Outdoor advertising is more traditional than we tend to think. In fact, it’s been in use since ancient times, when the writing system was invented and spread to the masses.
Earliest examples of outdoor media were discovered in Egypt on a stone post which said: “I’m Reno, from Crete, by the will of the gods, interpret dreams”. There were also lots of findings of monuments and hieroglyphs, which were used to describe country law, so that passers by and travelers could be acknowledged before entering. Many commercial messages were also found during excavations of ancient cities and on cliffs of trading routes.
Evolution of trading and advertising led to development of different ways which consumers decision could be influenced with. Streets of ancient Rome were flooded with paintings that advertised gladiator fights, hunting shows, bars and bathing services.
Middle ages were rough on the outdoor advertising, leaving them with the format of signboards. Their main purpose was to point to the location that provided services, wall posters and paintings were used less frequently. Signposts had an easily readable design, metal body and portrayed tools or products used in one’s service.
The era of renaissance wasn’t very different from the middle age. Because huge amount of people still couldn’t read, signposts didn’t have letters written on them. However, this only pressured people to find ways how to make more impact through images.

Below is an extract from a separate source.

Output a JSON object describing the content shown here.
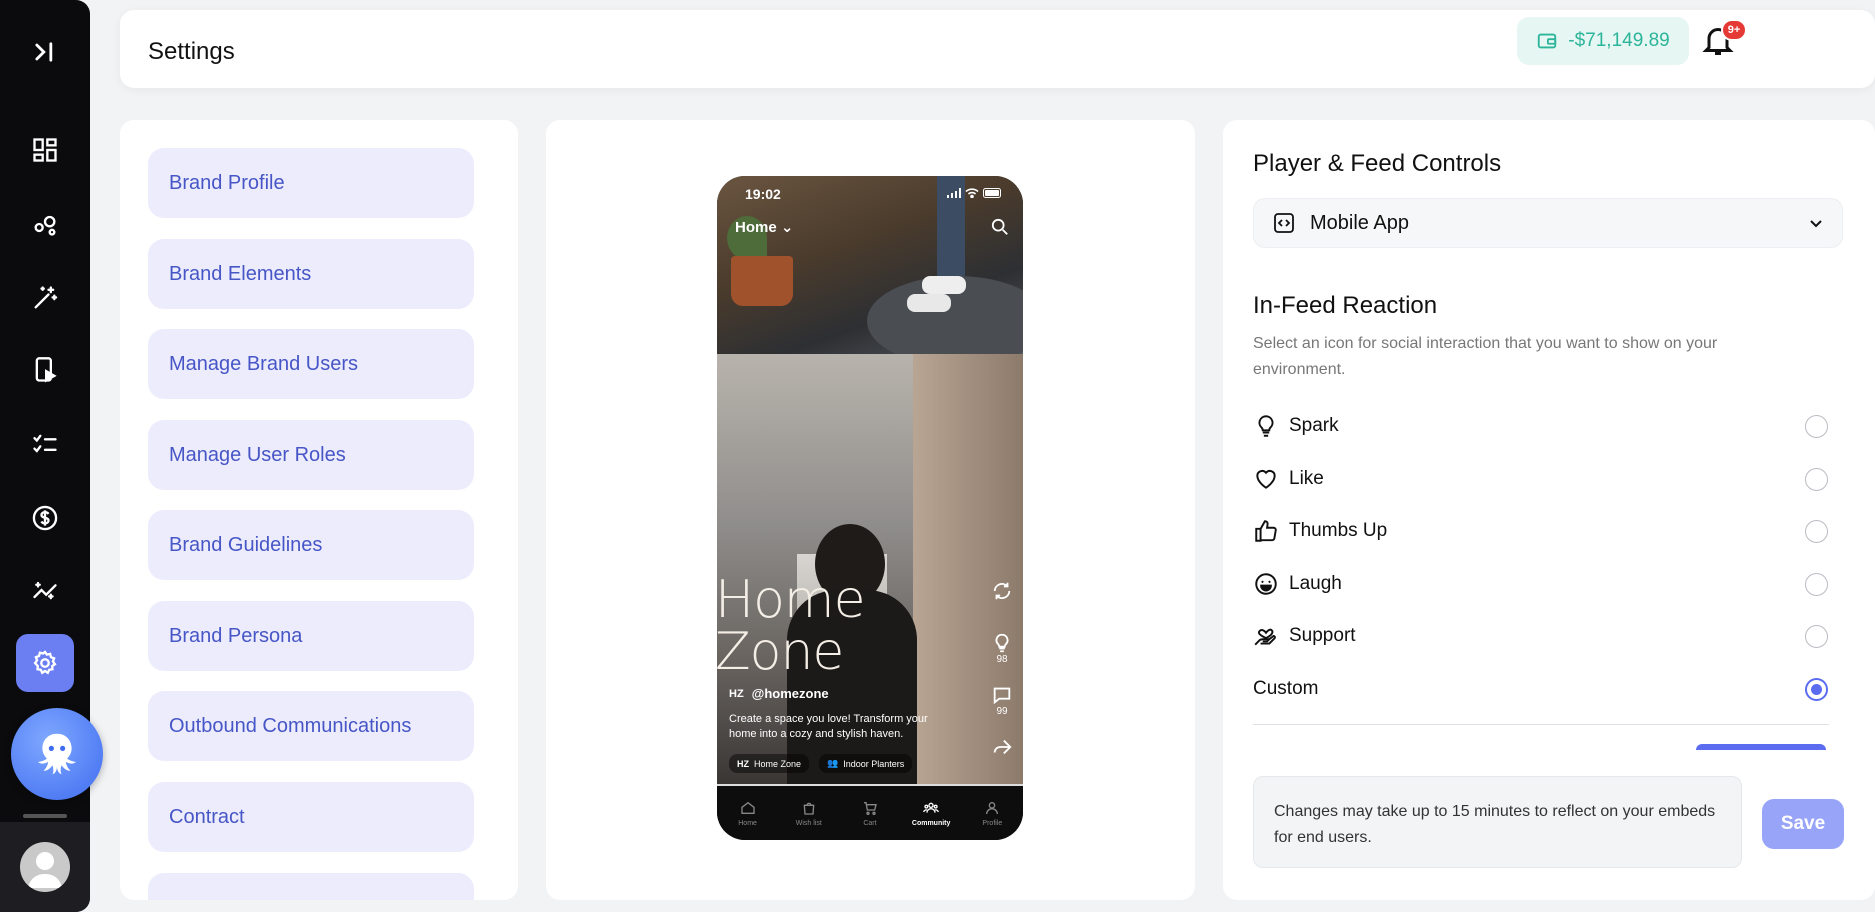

Outdoor advertising changed when in 1450, Johannes Gutenberg, under the influence of asian primitive examples, invented movable type printing – Gutenberg Press. Advertising started to change into more modern, recognizable form and first handbills appeared. The lithographic process was perfected in 1796, which later gave rise to the illustrated posters.
The 19th century was the period of fundamental scientific breakthroughs. Huge amount of innovations brought up effectiveness and productivity in many industries and led to production overflow. Stocks stuffed with different products caused the need for more active advertising. The 19th century also led to some establishment in traditions of outdoor advertising, in addition their role changed from simple pointers to more eye-catching creatives. For example, most bakeries had big wooden gilded pretzels hanging above their stores, shoe shops had gilded boots above their door, clock shops had big metal or wooden pocket watches with the owners last name.

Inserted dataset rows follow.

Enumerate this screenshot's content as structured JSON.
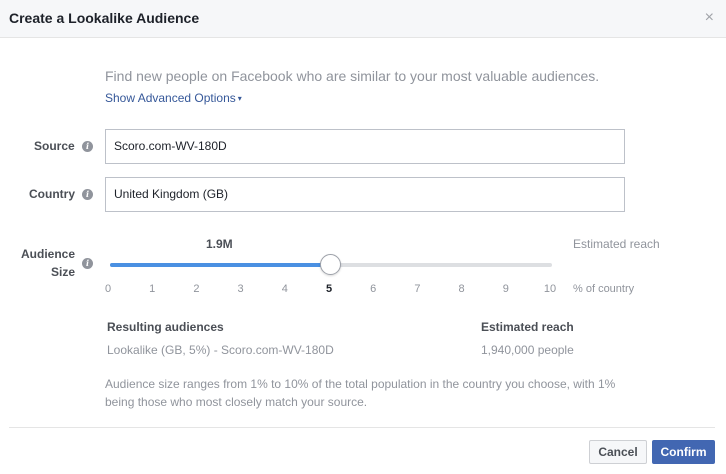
{
  "dialog": {
    "title": "Create a Lookalike Audience",
    "close_glyph": "×"
  },
  "intro": {
    "text": "Find new people on Facebook who are similar to your most valuable audiences.",
    "advanced_link": "Show Advanced Options",
    "caret_glyph": "▾"
  },
  "source": {
    "label": "Source",
    "value": "Scoro.com-WV-180D"
  },
  "country": {
    "label": "Country",
    "value": "United Kingdom (GB)"
  },
  "audience_size": {
    "label_line1": "Audience",
    "label_line2": "Size",
    "reach_value": "1.9M",
    "estimated_reach_label": "Estimated reach",
    "pct_label": "% of country",
    "selected_percent": 5,
    "ticks": [
      "0",
      "1",
      "2",
      "3",
      "4",
      "5",
      "6",
      "7",
      "8",
      "9",
      "10"
    ]
  },
  "results": {
    "col1_header": "Resulting audiences",
    "col1_value": "Lookalike (GB, 5%) - Scoro.com-WV-180D",
    "col2_header": "Estimated reach",
    "col2_value": "1,940,000 people"
  },
  "note": {
    "text": "Audience size ranges from 1% to 10% of the total population in the country you choose, with 1% being those who most closely match your source."
  },
  "footer": {
    "cancel_label": "Cancel",
    "confirm_label": "Confirm"
  },
  "icons": {
    "info": "i"
  },
  "colors": {
    "accent": "#4267b2",
    "link": "#365899",
    "slider_fill": "#4a90e2"
  }
}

Meanwhile in the US, merchants were developing local roadside advertising. They painted signs or glued posters on walls and fences, so that passers by could see that establishments up the road sold horse blankets, rheumatism pills and other useful items.
The 20th century was a heyday for outdoor advertisement, main reason for it was the development of outdoor media in the United States of America. It all started when in 1900, a standardized billboard structure was established in US and initiated the boom of billboard campaigns. Many big companies began mass-producing billboards, because they were sure that their creatives will fit everywhere. By 1915, The National Outdoor Advertising Bureau had formed, to serve the needs of advertising agencies, and by the 1920s the first outdoor advertising company was listed on the New York Stock Exchange. In addition, with the arrival of affordable automobiles, roadsides started to become a popular location for billboards.
Over in Europe, in 1962, French outdoor company JCDecaux introduced advertising in bus shelters. A popular outdoor media platform since its debut, bus shelters were built at no cost to municipalities and relied on ad revenue for their upkeep.
Over time, the industry has expanded to a large variety of different outdoor advertising formats. As a result, the name “out-of-home advertising” became more widely used, as companies offered new non-outdoor locations with an increasingly diverse selection of formats including: billboards, street furniture, tube and bus advertising, cinema, and digital place-based screens.